Everyone was on stand-by and after a lot of yelling and shoving and me gingerly sitting in the dirtiest gate ever, they announced that they had room for everyone and started letting us on the flight. The plane was freezing so I covered Egg's case with my thick shawl and then assured the cute guy next to me that I wasn't crazy, there was a cat in the case. He laughed. He'd apparently been stuck in Bremen for two days and I almost said, "Oh, with the mizikacilar?" It's a childhood story by the Brothers Grimm and I do hope that I kept that stupid joke to myself but I was so tired, I probably did say it out loud. Th flight was delayed a couple hours but finally, we were in the air. I slept all the way home. It was a weird sort of sleep. I'd be passed out so deeply one minute that the poor guy next to me had to hop over to get to the bathroom, but then I'd jerk awake and sit straight up at the slightest bump.
I didn't get home until 4 am. My suitcases didn't show up, though I wasn't too surprised, and I was smart enough to go file a report before half the plane had formed a line to do so. I got home, hugged my mom and sister, and finally let Egglet out. After so many hours trapped in her case and being so good, she'd finally had enough. She growled at all of us, ate her food, went to the bathroom, and then ignored us until we went to bed at which point she spent the night going from room to room and jumping on us. She finally fell asleep next to me around 6 in the morning. The suitcases arrived two days later.
Epilogue: Yes, I am to blame. My Blackberry doesn't work outside the US and I should've charged my international/Turkish phone. Or found a charger in Frankfurt to avoid all the technological drama and just get on the first rebooked flight. But I was tired, I was worried, and I had a cat to carry. I couldn't deal with all the people and finding a some place that had a charger, let alone with a heavy cat on my shoulder. I love her but she is goddamn heavy. My left shoulder maybe permanently lower than the right because of this trip. I also would rather wet myself than leave her somewhere and go get stuff done.
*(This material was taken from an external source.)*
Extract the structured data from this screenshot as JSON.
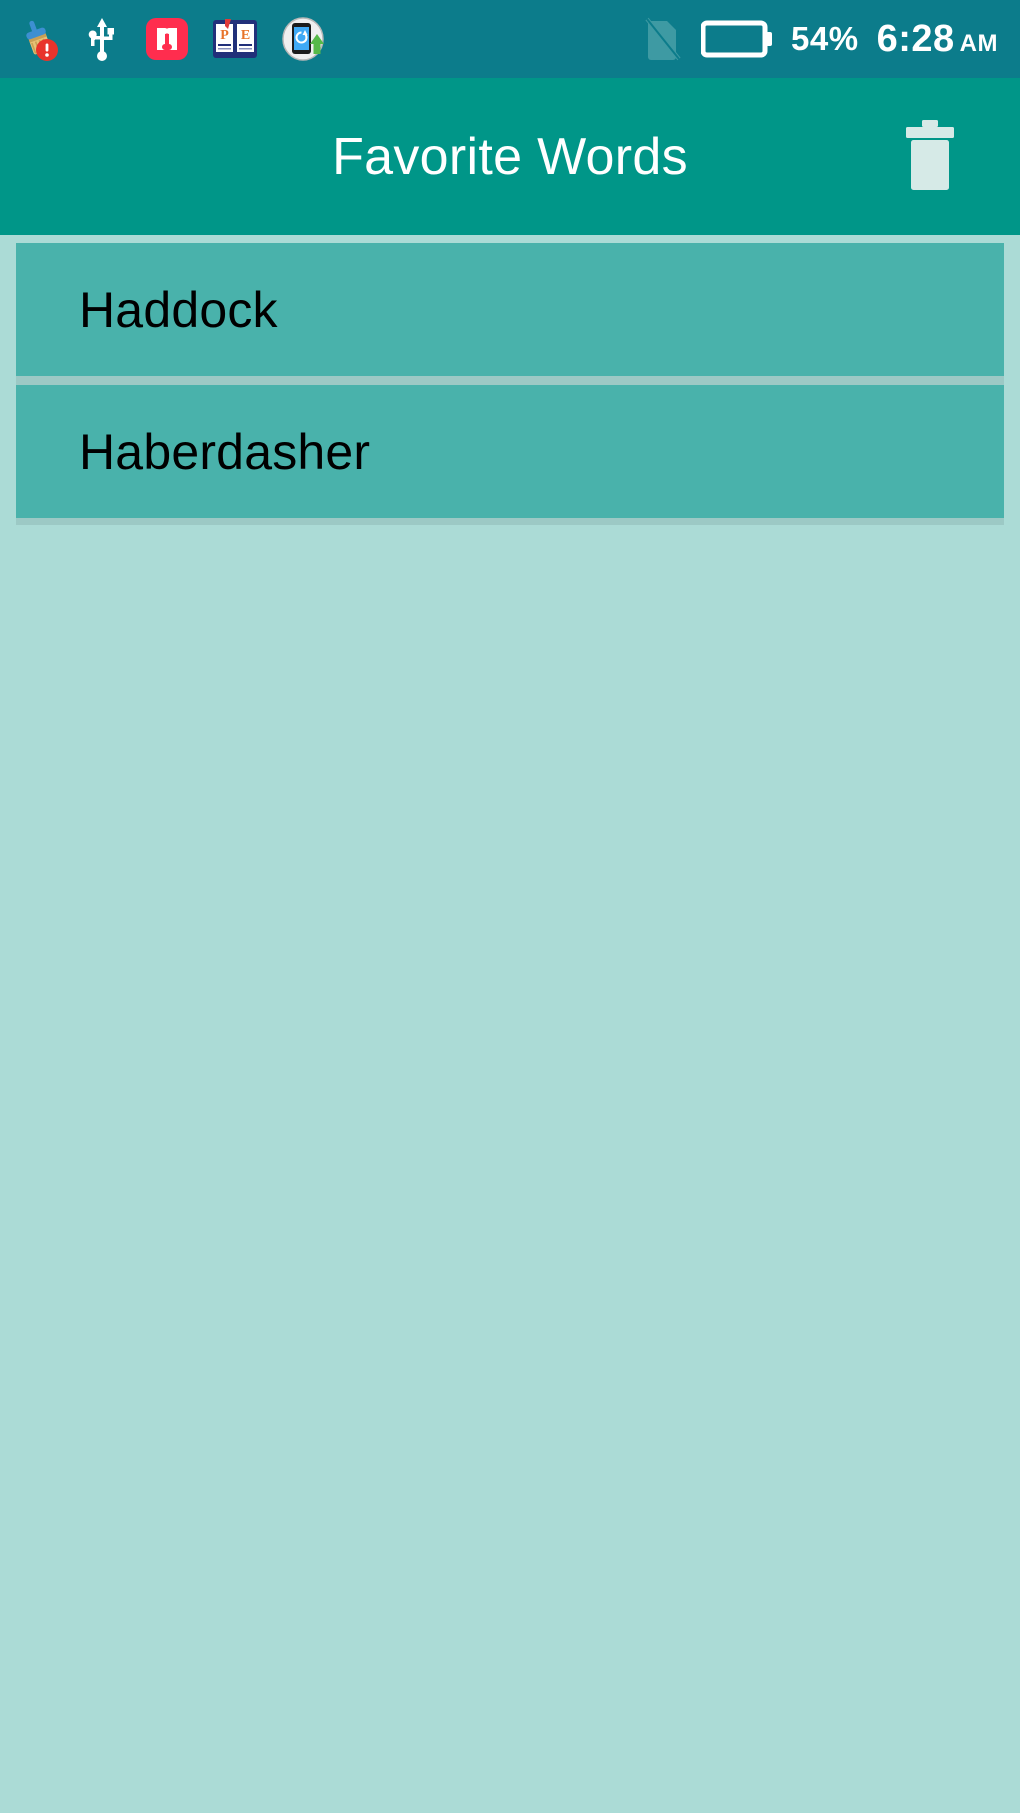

It took every fiber of my being to relax enough to let the nice men in line watch her when I went to use the computer but anywhere else, no. Never. I pretty much brought her into the bathroom with me when I needed to use it (hence the wet myself comment). I am also really lucky. There were people stranded there for days, people who had to sleep at the airport or be booked into hotels there in Frankfurt, and people whose flights had been cancelled with no alternate arrangements given. I was lucky enough to just be there for a day and get home. But, this does not make it any less of an ordeal and it does not make Cengiz Bey's actions any less appalling. I can admit my mistakes, I highly doubt he would.